→ Work required
Print each record exactly as it appears, but drop the images.

→ Dataset extract
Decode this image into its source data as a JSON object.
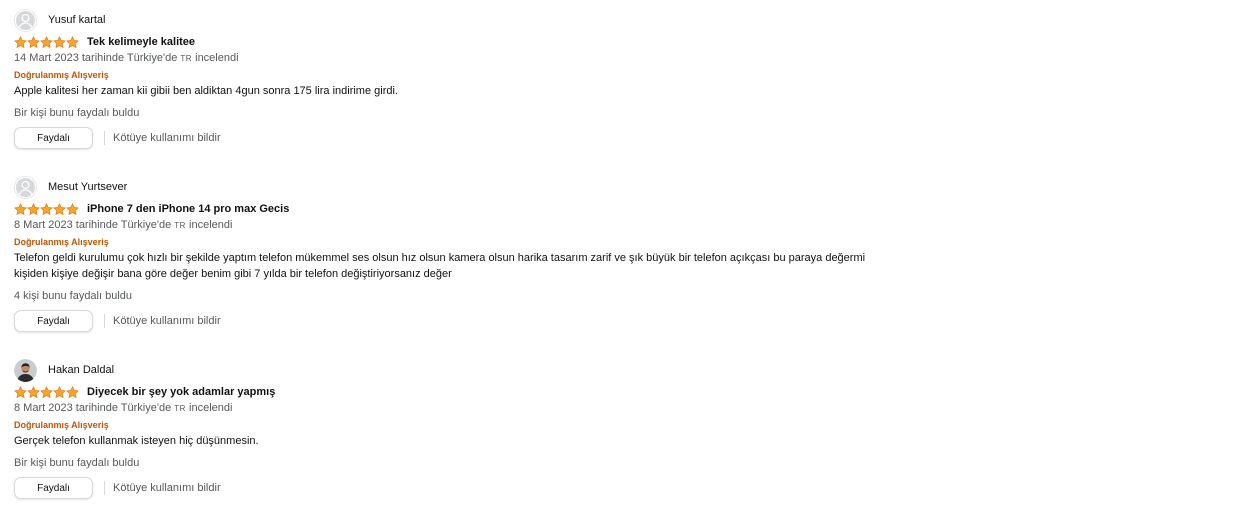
{
  "reviews": [
    {
      "author": "Yusuf kartal",
      "rating": 5,
      "rating_max": 5,
      "avatar": "default-avatar-icon",
      "title": "Tek kelimeyle kalitee",
      "date_prefix": "14 Mart 2023 tarihinde Türkiye'de",
      "lang_tag": "TR",
      "date_suffix": "incelendi",
      "verified": "Doğrulanmış Alışveriş",
      "body_lines": [
        "Apple kalitesi her zaman kii gibii ben aldiktan 4gun sonra 175 lira indirime girdi."
      ],
      "helpful_text": "Bir kişi bunu faydalı buldu",
      "helpful_button": "Faydalı",
      "report_link": "Kötüye kullanımı bildir"
    },
    {
      "author": "Mesut Yurtsever",
      "rating": 5,
      "rating_max": 5,
      "avatar": "default-avatar-icon",
      "title": "iPhone 7 den iPhone 14 pro max Gecis",
      "date_prefix": "8 Mart 2023 tarihinde Türkiye'de",
      "lang_tag": "TR",
      "date_suffix": "incelendi",
      "verified": "Doğrulanmış Alışveriş",
      "body_lines": [
        "Telefon geldi kurulumu çok hızlı bir şekilde yaptım telefon mükemmel ses olsun hız olsun kamera olsun harika tasarım zarif ve şık büyük bir telefon açıkçası bu paraya değermi",
        "kişiden kişiye değişir bana göre değer benim gibi 7 yılda bir telefon değiştiriyorsanız değer"
      ],
      "helpful_text": "4 kişi bunu faydalı buldu",
      "helpful_button": "Faydalı",
      "report_link": "Kötüye kullanımı bildir"
    },
    {
      "author": "Hakan Daldal",
      "rating": 5,
      "rating_max": 5,
      "avatar": "user-photo-avatar",
      "title": "Diyecek bir şey yok adamlar yapmış",
      "date_prefix": "8 Mart 2023 tarihinde Türkiye'de",
      "lang_tag": "TR",
      "date_suffix": "incelendi",
      "verified": "Doğrulanmış Alışveriş",
      "body_lines": [
        "Gerçek telefon kullanmak isteyen hiç düşünmesin."
      ],
      "helpful_text": "Bir kişi bunu faydalı buldu",
      "helpful_button": "Faydalı",
      "report_link": "Kötüye kullanımı bildir"
    }
  ],
  "colors": {
    "star": "#ffa41c",
    "verified": "#c45500",
    "secondary_text": "#565959",
    "button_border": "#d5d9d9"
  }
}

→ Solved problem
Decode this image into its source data as a JSON object.
{
  "reviews": [
    {
      "author": "Yusuf kartal",
      "rating": 5,
      "rating_max": 5,
      "avatar": "default-avatar-icon",
      "title": "Tek kelimeyle kalitee",
      "date_prefix": "14 Mart 2023 tarihinde Türkiye'de",
      "lang_tag": "TR",
      "date_suffix": "incelendi",
      "verified": "Doğrulanmış Alışveriş",
      "body_lines": [
        "Apple kalitesi her zaman kii gibii ben aldiktan 4gun sonra 175 lira indirime girdi."
      ],
      "helpful_text": "Bir kişi bunu faydalı buldu",
      "helpful_button": "Faydalı",
      "report_link": "Kötüye kullanımı bildir"
    },
    {
      "author": "Mesut Yurtsever",
      "rating": 5,
      "rating_max": 5,
      "avatar": "default-avatar-icon",
      "title": "iPhone 7 den iPhone 14 pro max Gecis",
      "date_prefix": "8 Mart 2023 tarihinde Türkiye'de",
      "lang_tag": "TR",
      "date_suffix": "incelendi",
      "verified": "Doğrulanmış Alışveriş",
      "body_lines": [
        "Telefon geldi kurulumu çok hızlı bir şekilde yaptım telefon mükemmel ses olsun hız olsun kamera olsun harika tasarım zarif ve şık büyük bir telefon açıkçası bu paraya değermi",
        "kişiden kişiye değişir bana göre değer benim gibi 7 yılda bir telefon değiştiriyorsanız değer"
      ],
      "helpful_text": "4 kişi bunu faydalı buldu",
      "helpful_button": "Faydalı",
      "report_link": "Kötüye kullanımı bildir"
    },
    {
      "author": "Hakan Daldal",
      "rating": 5,
      "rating_max": 5,
      "avatar": "user-photo-avatar",
      "title": "Diyecek bir şey yok adamlar yapmış",
      "date_prefix": "8 Mart 2023 tarihinde Türkiye'de",
      "lang_tag": "TR",
      "date_suffix": "incelendi",
      "verified": "Doğrulanmış Alışveriş",
      "body_lines": [
        "Gerçek telefon kullanmak isteyen hiç düşünmesin."
      ],
      "helpful_text": "Bir kişi bunu faydalı buldu",
      "helpful_button": "Faydalı",
      "report_link": "Kötüye kullanımı bildir"
    }
  ],
  "colors": {
    "star": "#ffa41c",
    "verified": "#c45500",
    "secondary_text": "#565959",
    "button_border": "#d5d9d9"
  }
}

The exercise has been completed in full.